• **What this task involves**: Copy the entries below exactly. Images do not belong in the copy.

• **Dataset**:
_____
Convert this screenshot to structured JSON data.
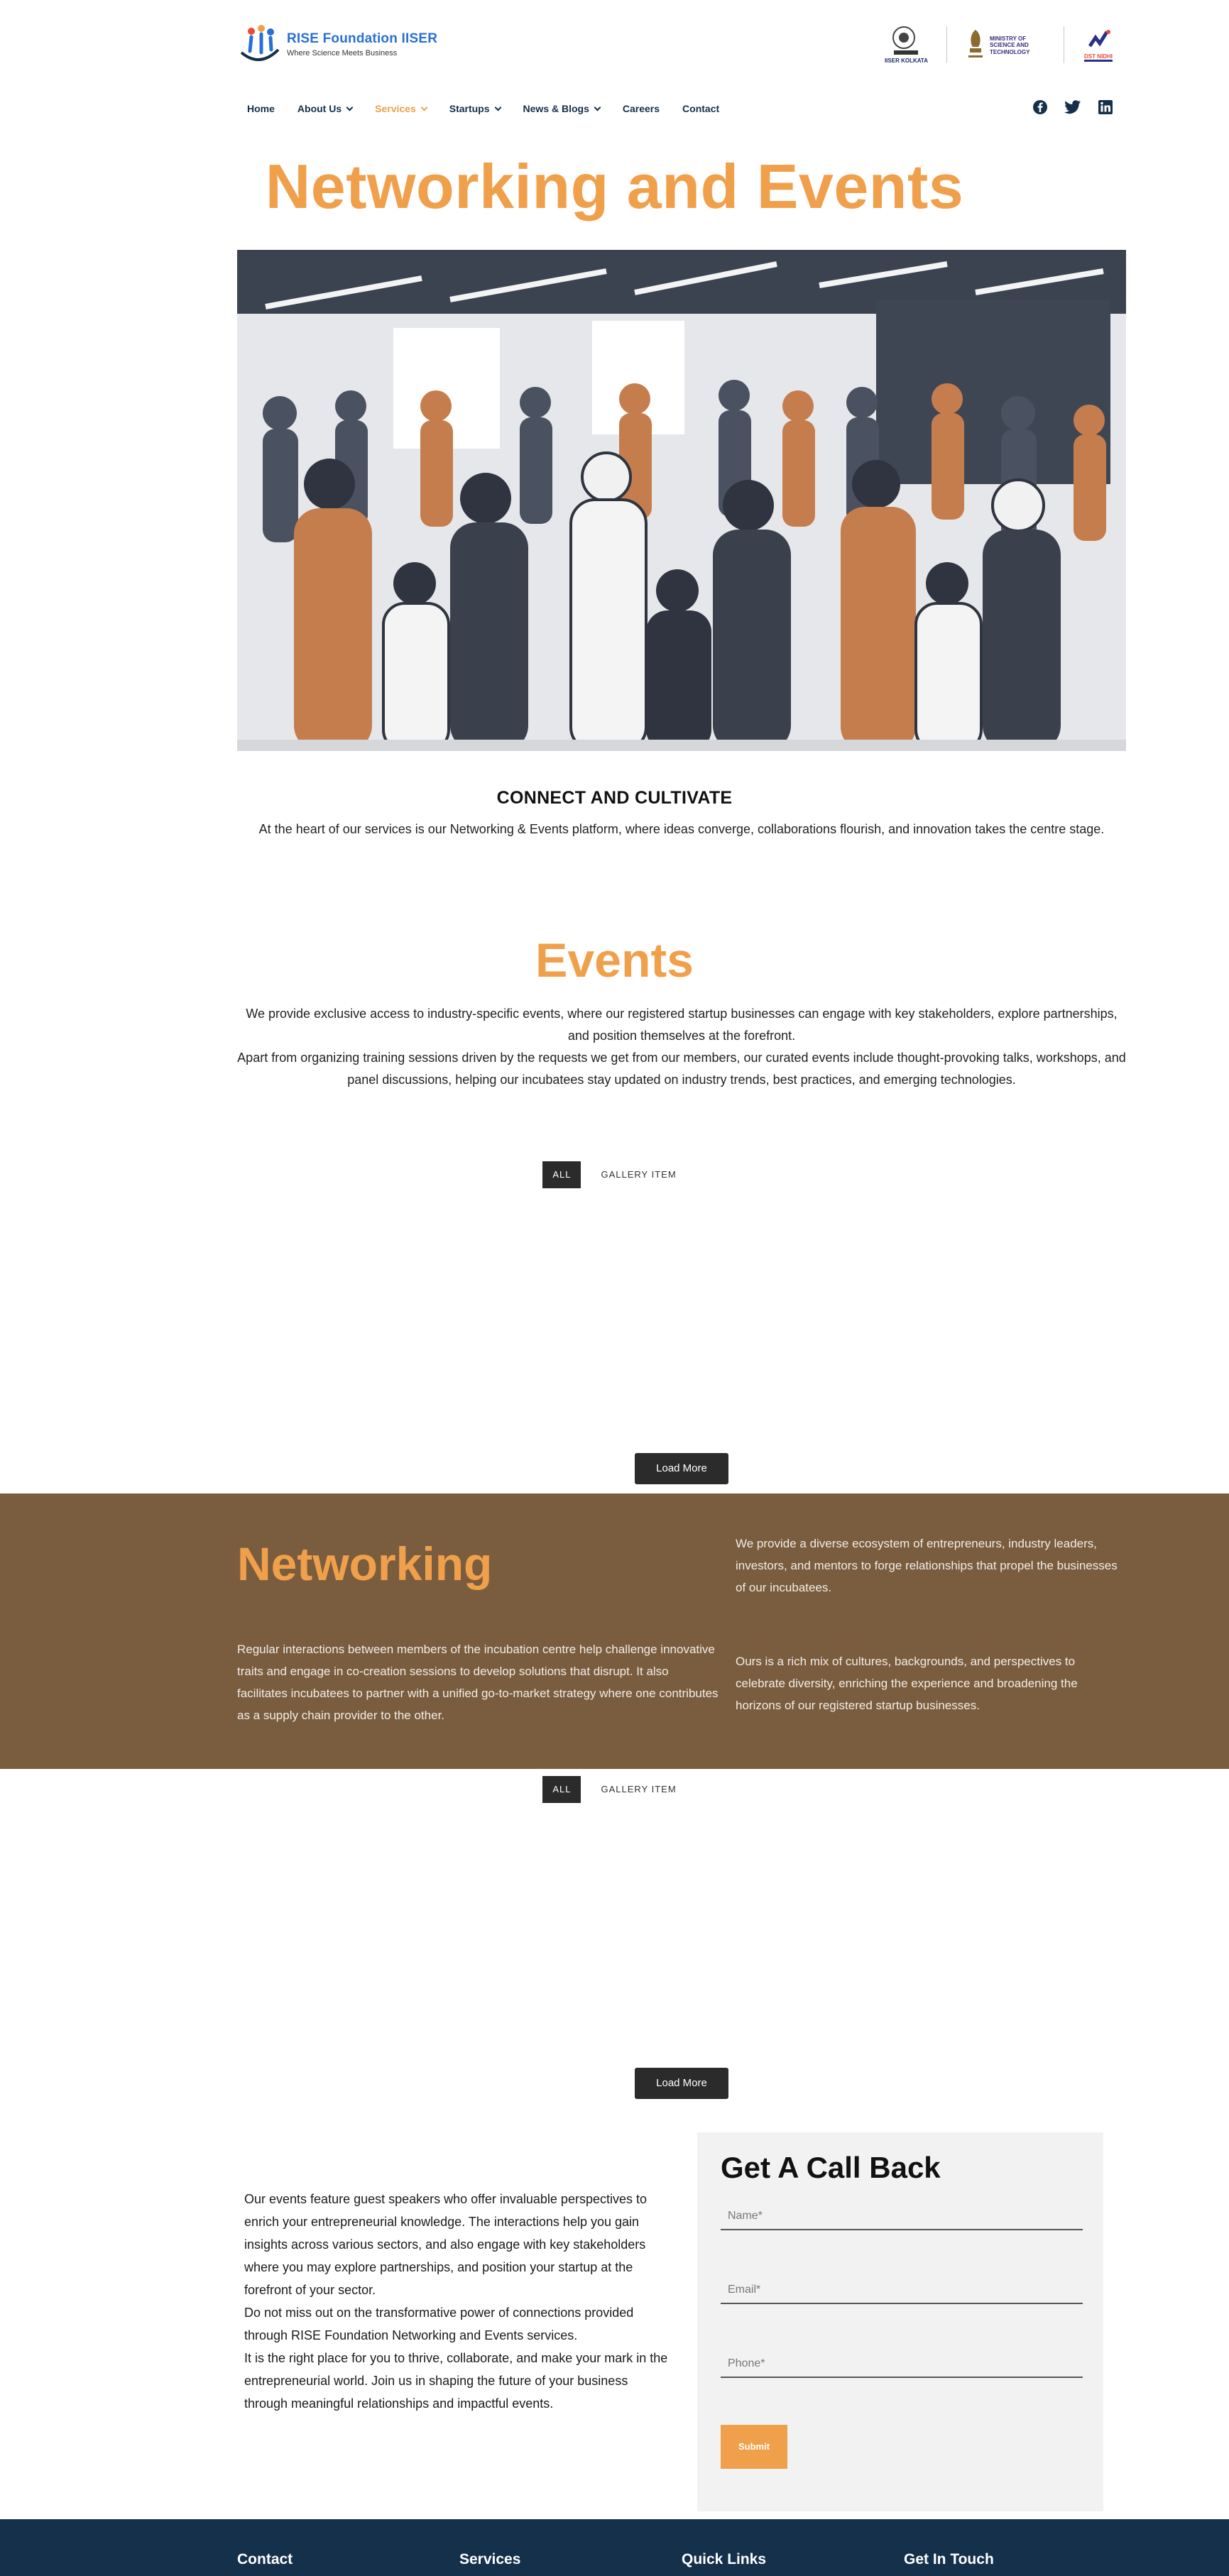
{
  "brand": {
    "title": "RISE Foundation IISER",
    "tagline": "Where Science Meets Business",
    "accent": "#f0a04b",
    "dark_band": "#7a5d3f",
    "footer_bg": "#14304a"
  },
  "partners": [
    {
      "label": "IISER KOLKATA",
      "icon": "iiser-seal-icon"
    },
    {
      "label": "MINISTRY OF SCIENCE AND TECHNOLOGY",
      "icon": "emblem-icon"
    },
    {
      "label": "DST NIDHI",
      "icon": "dst-nidhi-icon"
    }
  ],
  "nav": {
    "items": [
      {
        "label": "Home",
        "dropdown": false
      },
      {
        "label": "About Us",
        "dropdown": true
      },
      {
        "label": "Services",
        "dropdown": true,
        "active": true
      },
      {
        "label": "Startups",
        "dropdown": true
      },
      {
        "label": "News & Blogs",
        "dropdown": true
      },
      {
        "label": "Careers",
        "dropdown": false
      },
      {
        "label": "Contact",
        "dropdown": false
      }
    ],
    "socials": [
      "facebook-icon",
      "twitter-icon",
      "linkedin-icon"
    ]
  },
  "hero": {
    "title": "Networking and Events"
  },
  "connect": {
    "heading": "CONNECT AND CULTIVATE",
    "text": "At the heart of our services is our Networking & Events platform, where ideas converge, collaborations flourish, and innovation takes the centre stage."
  },
  "events": {
    "title": "Events",
    "p1": "We provide exclusive access to industry-specific events, where our registered startup businesses can engage with key stakeholders, explore partnerships, and position themselves at the forefront.",
    "p2": "Apart from organizing training sessions driven by the requests we get from our members, our curated events include thought-provoking talks, workshops, and panel discussions, helping our incubatees stay updated on industry trends, best practices, and emerging technologies."
  },
  "gallery1": {
    "filter_all": "ALL",
    "filter_item": "GALLERY ITEM",
    "load_more": "Load More"
  },
  "networking": {
    "title": "Networking",
    "left": "Regular interactions between members of the incubation centre help challenge innovative traits and engage in co-creation sessions to develop solutions that disrupt. It also facilitates incubatees to partner with a unified go-to-market strategy where one contributes as a supply chain provider to the other.",
    "right1": "We provide a diverse ecosystem of entrepreneurs, industry leaders, investors, and mentors to forge relationships that propel the businesses of our incubatees.",
    "right2": "Ours is a rich mix of cultures, backgrounds, and perspectives to celebrate diversity, enriching the experience and broadening the horizons of our registered startup businesses."
  },
  "gallery2": {
    "filter_all": "ALL",
    "filter_item": "GALLERY ITEM",
    "load_more": "Load More"
  },
  "closing": {
    "p1": "Our events feature guest speakers who offer invaluable perspectives to enrich your entrepreneurial knowledge. The interactions help you gain insights across various sectors, and also engage with key stakeholders where you may explore partnerships, and position your startup at the forefront of your sector.",
    "p2": "Do not miss out on the transformative power of connections provided through RISE Foundation Networking and Events services.",
    "p3": "It is the right place for you to thrive, collaborate, and make your mark in the entrepreneurial world. Join us in shaping the future of your business through meaningful relationships and impactful events."
  },
  "callback": {
    "title": "Get A Call Back",
    "name_placeholder": "Name*",
    "email_placeholder": "Email*",
    "phone_placeholder": "Phone*",
    "submit": "Submit"
  },
  "footer": {
    "columns": [
      "Contact",
      "Services",
      "Quick Links",
      "Get In Touch"
    ]
  }
}
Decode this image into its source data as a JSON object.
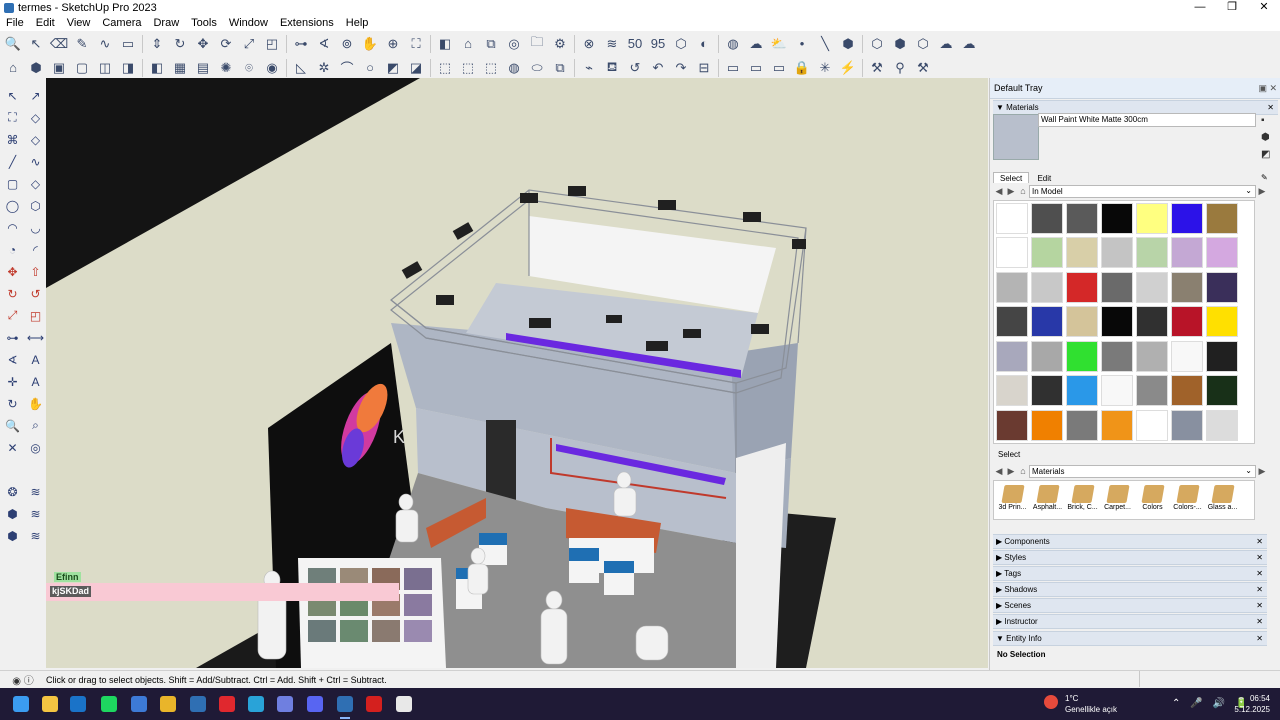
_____
• **Answer box**:
Convert this screenshot to structured JSON data.
{
  "brand": {
    "title": "RISE Foundation IISER",
    "tagline": "Where Science Meets Business",
    "accent": "#f0a04b",
    "dark_band": "#7a5d3f",
    "footer_bg": "#14304a"
  },
  "partners": [
    {
      "label": "IISER KOLKATA",
      "icon": "iiser-seal-icon"
    },
    {
      "label": "MINISTRY OF SCIENCE AND TECHNOLOGY",
      "icon": "emblem-icon"
    },
    {
      "label": "DST NIDHI",
      "icon": "dst-nidhi-icon"
    }
  ],
  "nav": {
    "items": [
      {
        "label": "Home",
        "dropdown": false
      },
      {
        "label": "About Us",
        "dropdown": true
      },
      {
        "label": "Services",
        "dropdown": true,
        "active": true
      },
      {
        "label": "Startups",
        "dropdown": true
      },
      {
        "label": "News & Blogs",
        "dropdown": true
      },
      {
        "label": "Careers",
        "dropdown": false
      },
      {
        "label": "Contact",
        "dropdown": false
      }
    ],
    "socials": [
      "facebook-icon",
      "twitter-icon",
      "linkedin-icon"
    ]
  },
  "hero": {
    "title": "Networking and Events"
  },
  "connect": {
    "heading": "CONNECT AND CULTIVATE",
    "text": "At the heart of our services is our Networking & Events platform, where ideas converge, collaborations flourish, and innovation takes the centre stage."
  },
  "events": {
    "title": "Events",
    "p1": "We provide exclusive access to industry-specific events, where our registered startup businesses can engage with key stakeholders, explore partnerships, and position themselves at the forefront.",
    "p2": "Apart from organizing training sessions driven by the requests we get from our members, our curated events include thought-provoking talks, workshops, and panel discussions, helping our incubatees stay updated on industry trends, best practices, and emerging technologies."
  },
  "gallery1": {
    "filter_all": "ALL",
    "filter_item": "GALLERY ITEM",
    "load_more": "Load More"
  },
  "networking": {
    "title": "Networking",
    "left": "Regular interactions between members of the incubation centre help challenge innovative traits and engage in co-creation sessions to develop solutions that disrupt. It also facilitates incubatees to partner with a unified go-to-market strategy where one contributes as a supply chain provider to the other.",
    "right1": "We provide a diverse ecosystem of entrepreneurs, industry leaders, investors, and mentors to forge relationships that propel the businesses of our incubatees.",
    "right2": "Ours is a rich mix of cultures, backgrounds, and perspectives to celebrate diversity, enriching the experience and broadening the horizons of our registered startup businesses."
  },
  "gallery2": {
    "filter_all": "ALL",
    "filter_item": "GALLERY ITEM",
    "load_more": "Load More"
  },
  "closing": {
    "p1": "Our events feature guest speakers who offer invaluable perspectives to enrich your entrepreneurial knowledge. The interactions help you gain insights across various sectors, and also engage with key stakeholders where you may explore partnerships, and position your startup at the forefront of your sector.",
    "p2": "Do not miss out on the transformative power of connections provided through RISE Foundation Networking and Events services.",
    "p3": "It is the right place for you to thrive, collaborate, and make your mark in the entrepreneurial world. Join us in shaping the future of your business through meaningful relationships and impactful events."
  },
  "callback": {
    "title": "Get A Call Back",
    "name_placeholder": "Name*",
    "email_placeholder": "Email*",
    "phone_placeholder": "Phone*",
    "submit": "Submit"
  },
  "footer": {
    "columns": [
      "Contact",
      "Services",
      "Quick Links",
      "Get In Touch"
    ]
  }
}
Decode this image into its source data as a JSON object.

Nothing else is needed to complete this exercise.